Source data

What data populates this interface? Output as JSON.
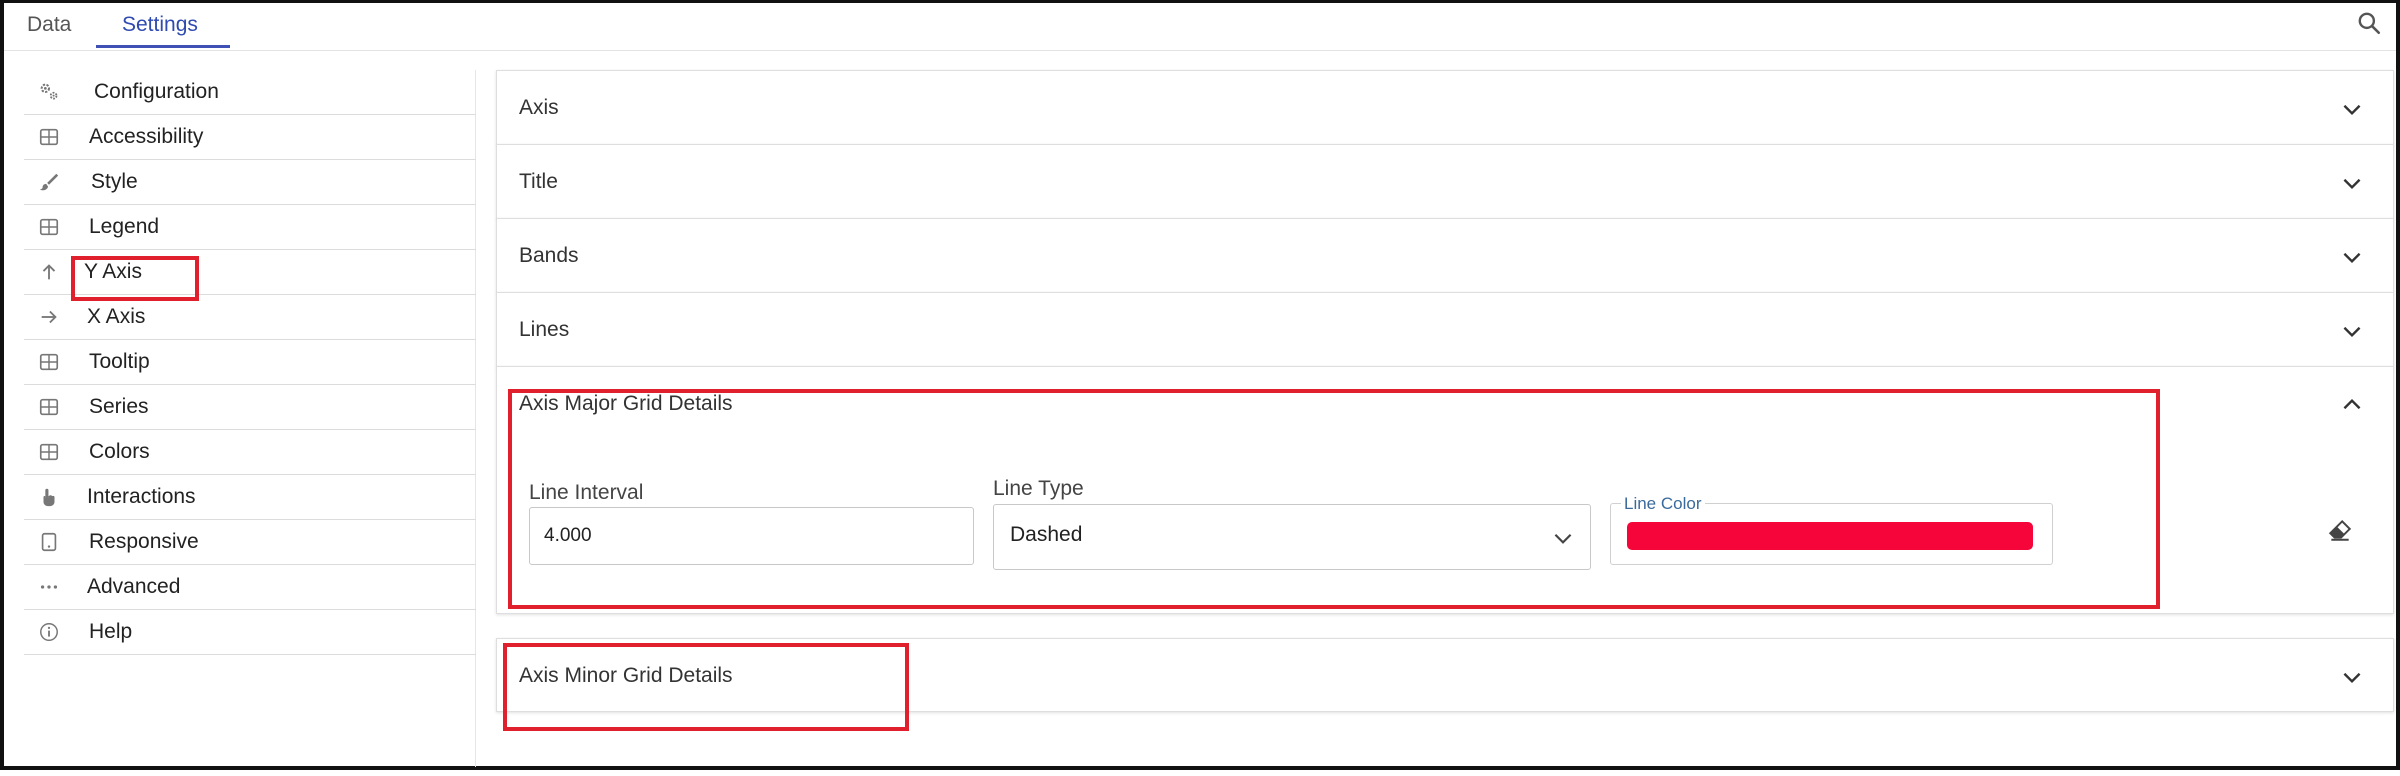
{
  "tabs": [
    {
      "label": "Data"
    },
    {
      "label": "Settings",
      "active": true
    }
  ],
  "sidebar": {
    "items": [
      {
        "label": "Configuration",
        "icon": "gears-icon"
      },
      {
        "label": "Accessibility",
        "icon": "grid-icon"
      },
      {
        "label": "Style",
        "icon": "brush-icon"
      },
      {
        "label": "Legend",
        "icon": "grid-icon"
      },
      {
        "label": "Y Axis",
        "icon": "arrow-up-icon"
      },
      {
        "label": "X Axis",
        "icon": "arrow-right-icon"
      },
      {
        "label": "Tooltip",
        "icon": "grid-icon"
      },
      {
        "label": "Series",
        "icon": "grid-icon"
      },
      {
        "label": "Colors",
        "icon": "grid-icon"
      },
      {
        "label": "Interactions",
        "icon": "pointer-hand-icon"
      },
      {
        "label": "Responsive",
        "icon": "device-icon"
      },
      {
        "label": "Advanced",
        "icon": "more-horizontal-icon"
      },
      {
        "label": "Help",
        "icon": "info-icon"
      }
    ]
  },
  "accordion": {
    "axis": "Axis",
    "title": "Title",
    "bands": "Bands",
    "lines": "Lines",
    "major_grid": {
      "header": "Axis Major Grid Details",
      "expanded": true,
      "line_interval_label": "Line Interval",
      "line_interval_value": "4.000",
      "line_type_label": "Line Type",
      "line_type_value": "Dashed",
      "line_color_label": "Line Color",
      "line_color_value": "#f5053a"
    },
    "minor_grid": {
      "header": "Axis Minor Grid Details",
      "expanded": false
    }
  },
  "colors": {
    "accent": "#3f51b5",
    "highlight": "#e0202c"
  }
}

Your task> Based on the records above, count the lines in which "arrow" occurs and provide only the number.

Response to this task> 2